Mathematica 10 can now detect the number of physical cores correctly and will launch only as many kernels as necessary to achieve optimal performance for most applications.

The benchmark you used is flawed because it doesn't use the CPU (it uses Pause). If you try a real benchmark, you'll find that the majority of applications doesn't benefit from launching more kernels than the number of physical cores. In fact in many cases performance will suffer because Mathematica's way of parallelization does incur a non-negligible overhead with each additional kernel.

Launching more kernels than physical cores is not worth it because the performance benefits of HyperThreading are minor while there is a parallelization overhead introduced with each additional kernel. Not to mention to memory overhead of each additional kernel.

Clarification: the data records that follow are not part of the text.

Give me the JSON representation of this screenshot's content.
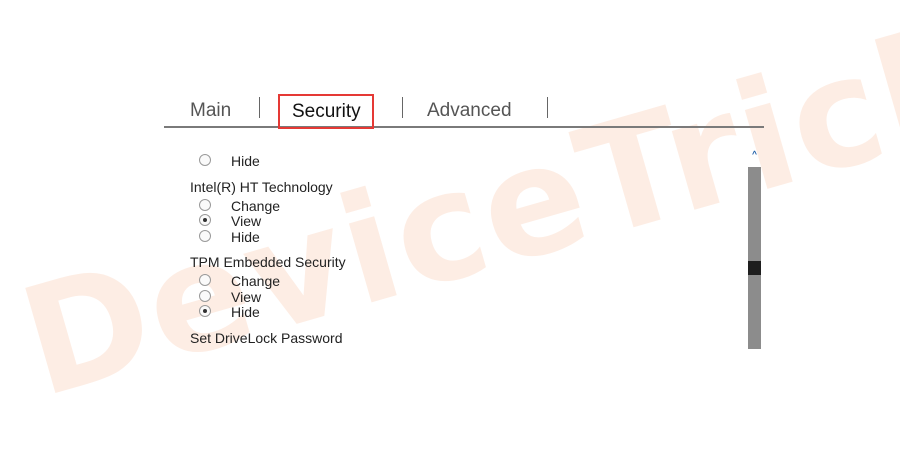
{
  "watermark": "DeviceTricks",
  "tabs": [
    {
      "label": "Main",
      "active": false
    },
    {
      "label": "Security",
      "active": true
    },
    {
      "label": "Advanced",
      "active": false
    }
  ],
  "content": {
    "top_option": {
      "label": "Hide",
      "checked": false
    },
    "groups": [
      {
        "title": "Intel(R) HT Technology",
        "options": [
          {
            "label": "Change",
            "checked": false
          },
          {
            "label": "View",
            "checked": true
          },
          {
            "label": "Hide",
            "checked": false
          }
        ]
      },
      {
        "title": "TPM Embedded Security",
        "options": [
          {
            "label": "Change",
            "checked": false
          },
          {
            "label": "View",
            "checked": false
          },
          {
            "label": "Hide",
            "checked": true
          }
        ]
      },
      {
        "title": "Set DriveLock Password",
        "options": []
      }
    ]
  },
  "scrollbar": {
    "up_arrow_icon": "chevron-up-icon",
    "position_fraction": 0.6,
    "colors": {
      "arrow": "#1f5fa8",
      "track": "#8c8c8c",
      "thumb": "#1e1e1e"
    }
  },
  "colors": {
    "highlight_box": "#e53935",
    "watermark": "#fad7c3"
  }
}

share|improve this answer
3  
@wolfies If you find that your application really does benefit from launching more kernels than the number of cores you have, you always have the option to do that. This will depend on the particular application. It is not true that "half the parallel power is gone". The default is different, and IMO more sensible. You still have the possibility of manual override. I often limited the number of kernels in v9 manually, now you'll have to increase them in v10 manually. Nothing has changed for the worse, as your post would imply. –  Szabolcs Jul 11 at 14:49
1  
@wolfies The decision of how many kernels to use is up to you, the user and there's no default that applies to all situations. You show an example where more kernels help. This is not always the case. Try e.g. dict = {"a", "b", "c"}; strings = Table[StringJoin@RandomChoice[dict, 10], {4000}]; Parallelize@Outer[HammingDistance, strings, strings]; It won't help at all. It might actually hurt a bit. You asked why v10 launches fewer kernels by default---I explained it. You already know how to override that. What is the remaining question? –  Szabolcs Jul 11 at 15:21
2  
The gain from SMT can be up to 100%, so it isn't always minor, although this large benefit isn't available for most loads. (The information on Wikipedia is over a decade out of date and not applicable to current processors. HT on the P4 was something of a hack to mask the low single-thread performance of that design, but the situation is much improved now.) Nonetheless I agree totally with your answer and think the current default is going to be better than the previous one in almost all cases. What I do wonder about is CPU affinity, as if this is not right, there will be performance issues. –  Oleksandr R. Jul 11 at 15:57
2  
@heropup Sounds like a good idea. Why don't you write another answer (community wiki if you like, to make contributions easier) and start collecting some benchmarks? –  Szabolcs Jul 11 at 16:46
1  
@Szabolcs I don't agree that this change is beneficial. I have been using all the available virtual cores with very good efficiency, it is just a matter of reducing the overhead. As a concrete example, to run my turboGL code (www.turbogl.org - set the parameter nst to nst=10^6) on my MacBook Air with Intel i7 it takes 69s with Mathematica 9 and 123s with Mathematica 10 (default configuration). –  Valerio Jul 31 at 14:29

Your Answer

 
discard

By posting your answer, you agree to the privacy policy and terms of service.

Not the answer you're looking for? Browse other questions tagged or ask your own question.